It is incredible how loneliness can impact on health and wellbeing. It is important though to be mindful that there are some that prefer to be alone, with equal necessity for health and wellbeing. These are two very different things yet can be interconnected. If someone is lonely, it is often because they are missing contact due to circumstances beyond their control. Loneliness is much more common than we think. You can be around people and be lonely - it is about the interaction. Some people say that their pet is company, that they talk to them, stroke them, feed them and there is that interaction, even without speech. Those who like to be alone, may be quite content in the company of others but do not wish to engage with the interaction.
There are conditions that can contribute to either of these, but there is also something about the nature of others too that requires that deeper knowledge and understanding, that they are not imposed upon but being communicated with.
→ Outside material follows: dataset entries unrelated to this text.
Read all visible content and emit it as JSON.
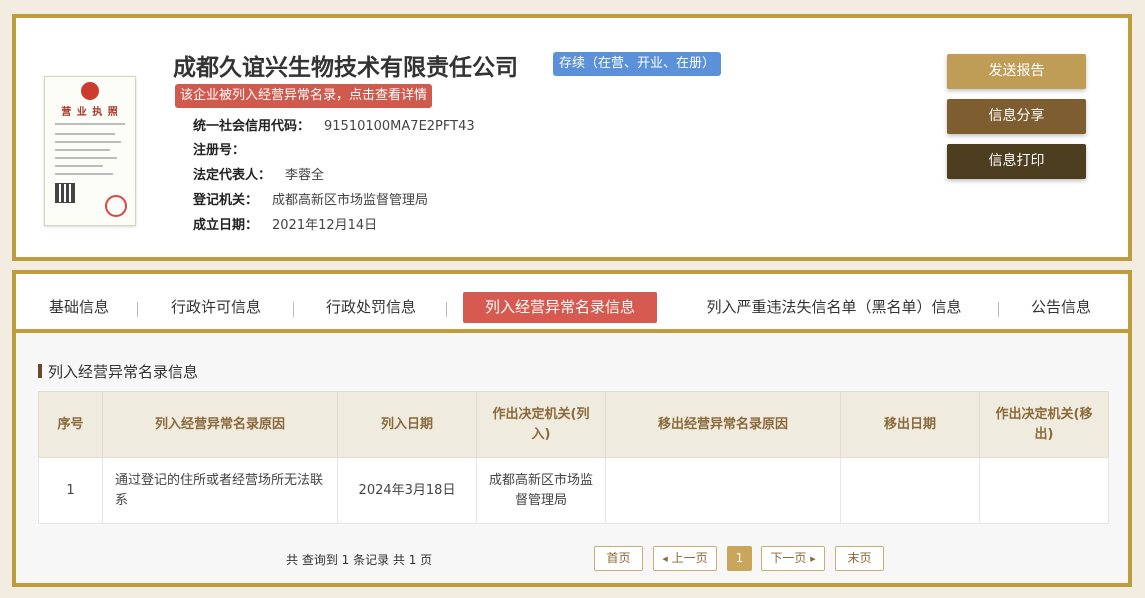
{
  "company": {
    "name": "成都久谊兴生物技术有限责任公司",
    "status": "存续（在营、开业、在册）",
    "abnormal_notice": "该企业被列入经营异常名录，点击查看详情",
    "license_title": "营 业 执 照",
    "fields": [
      {
        "label": "统一社会信用代码：",
        "value": "91510100MA7E2PFT43"
      },
      {
        "label": "注册号：",
        "value": ""
      },
      {
        "label": "法定代表人：",
        "value": "李蓉全"
      },
      {
        "label": "登记机关：",
        "value": "成都高新区市场监督管理局"
      },
      {
        "label": "成立日期：",
        "value": "2021年12月14日"
      }
    ]
  },
  "actions": {
    "report": "发送报告",
    "share": "信息分享",
    "print": "信息打印"
  },
  "tabs": [
    {
      "label": "基础信息"
    },
    {
      "label": "行政许可信息"
    },
    {
      "label": "行政处罚信息"
    },
    {
      "label": "列入经营异常名录信息",
      "active": true
    },
    {
      "label": "列入严重违法失信名单（黑名单）信息"
    },
    {
      "label": "公告信息"
    }
  ],
  "section": {
    "title": "列入经营异常名录信息",
    "columns": [
      "序号",
      "列入经营异常名录原因",
      "列入日期",
      "作出决定机关(列入)",
      "移出经营异常名录原因",
      "移出日期",
      "作出决定机关(移出)"
    ],
    "rows": [
      [
        "1",
        "通过登记的住所或者经营场所无法联系",
        "2024年3月18日",
        "成都高新区市场监督管理局",
        "",
        "",
        ""
      ]
    ]
  },
  "pagination": {
    "summary": "共 查询到 1 条记录 共 1 页",
    "first": "首页",
    "prev": "上一页",
    "current": "1",
    "next": "下一页",
    "last": "末页"
  },
  "colors": {
    "frame": "#bf9d3f",
    "status_blue": "#5a91d8",
    "alert_red": "#cf5b4e",
    "active_tab": "#d65a50"
  },
  "icons": {
    "prev": "triangle-left-icon",
    "next": "triangle-right-icon"
  }
}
This is a fine balance and requires an empathic sensibility.
So how do we tackle loneliness and the need to be alone, maybe talk to the person in the queue next to you or on the bus ride into town. Invite one of the parents at the gate for a coffee. Ask a close friend if they are getting enough time to themselves to rebalance in a world of noise. We are better connected than ever, but there remains something about the solidarity of a look, or a smile or a touch on the arm that can bring that special something that is, being connected. Just being, when someone wants to be alone in your company, shows true understanding.
Loneliness and being alone, different yet connected through the ability to understand one another at a truly human level.
It always strikes me the difference of the worker perspective on work given the style they experience. You can have two individuals with similar issues, but one can have a whole different perspective due to that supportive and trusting relationship provided by an effective and responsive line manager. It is about the manager having the tenacity to understand that life happens, but at the same time if it is time to move on in order to facilitate growth of the individual, that this is done in a coaching manner with the person at the centre.
It is a position that people can find themselves in and there is an expectation often that this should come naturally, or there should be a persona of authoritarian or paternal approach. Management is not for everyone yet managers find themselves there, lacking confidence, that, given the opportunity to develop competence, could be encountered in a very alternative way that is of benefit to all. This demonstrates how, through the chain of escalation, that the variables could be reduced by the development of shared values and the effective provision of an active appraisal and professional development system. This does not need to be hierarchical but in a coaching and mentoring manner that allows for growth and development whilst nurturing talent in an inclusive and equal way.
So reflect on what kind of manager you are, how you would like to be managed, what are the traits of a good manager in your experience. If you think it doesn’t matter, it really does and this is observed every day in the make or break of whether workers are able to be resilient through the diversity of life and work or struggle.